      Cureton, Debra; Lawton, Megan; Ward, Gavin; Roberts, Suzanne (University of Wolverhampton, 2021-05)

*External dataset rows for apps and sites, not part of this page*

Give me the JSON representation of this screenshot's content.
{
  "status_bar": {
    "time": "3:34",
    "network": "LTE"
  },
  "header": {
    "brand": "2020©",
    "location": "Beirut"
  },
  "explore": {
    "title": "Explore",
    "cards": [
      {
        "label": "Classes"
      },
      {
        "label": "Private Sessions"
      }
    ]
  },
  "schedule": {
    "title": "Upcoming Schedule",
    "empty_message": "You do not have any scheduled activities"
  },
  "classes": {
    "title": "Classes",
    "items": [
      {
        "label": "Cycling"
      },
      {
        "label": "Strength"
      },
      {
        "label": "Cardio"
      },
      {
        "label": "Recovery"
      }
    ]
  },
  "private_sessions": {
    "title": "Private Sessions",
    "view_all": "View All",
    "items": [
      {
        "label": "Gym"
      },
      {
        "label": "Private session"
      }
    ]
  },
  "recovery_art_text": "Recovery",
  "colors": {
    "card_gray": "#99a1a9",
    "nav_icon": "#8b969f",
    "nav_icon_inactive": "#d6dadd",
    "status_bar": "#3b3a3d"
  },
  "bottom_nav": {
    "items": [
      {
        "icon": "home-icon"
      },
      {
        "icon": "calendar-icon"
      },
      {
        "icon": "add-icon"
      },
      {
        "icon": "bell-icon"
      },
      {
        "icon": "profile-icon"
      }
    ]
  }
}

      In the UK, around one-third to one-half of the population are estimated to be affected by persistent pain, a long-term complex condition which can have serious implications for an individual’s everyday functioning and quality of life. A biopsychosocial approach to care and pain management programmes can be adopted as a treatment option. A growing body of research supports the effectiveness of Acceptance and Commitment Therapy based pain management programmes. This research, however, is based on analyses of pre-post changes in pre-defined outcome measures. Limited qualitative research has focused on programme evaluation and the notion of acceptance. This study aimed to explore the individuals’ everyday experience of change as they progressed through a pain management programme to enhance understanding of the change process from the individuals’ perspective. This study also aimed to establish how auto-driven photo-elicitation can support participants to articulate their pain management journey. Nine participants who were part of a six-week online pain management programme were asked to generate weekly images representing a meaningful change in their pain management. These images were discussed in photo-elicitation interviews at week two, four and six of the programme. Transcripts were analysed using thematic analysis. The findings represented the way participants created meaning associated with changes in their pain management across the three timepoints of data collection. The significance of these time points in relation to pain management were constructed as: (1) Insight and Awareness, (2) Integration and (3) Reframing. All participants described a shift in their perspective towards pain, which appeared to be facilitated by factors of ‘acceptance’ and ‘empowerment’. Auto-driven photo-elicitation was found to ‘invite reflection’ and held ‘therapeutic value’ which facilitated the change process. Photography was found to be an engaging and valuable method for helping individuals articulate their pain management journey. This provides support for the adaptability of pain management programmes and the use of photography to create therapeutic opportunities.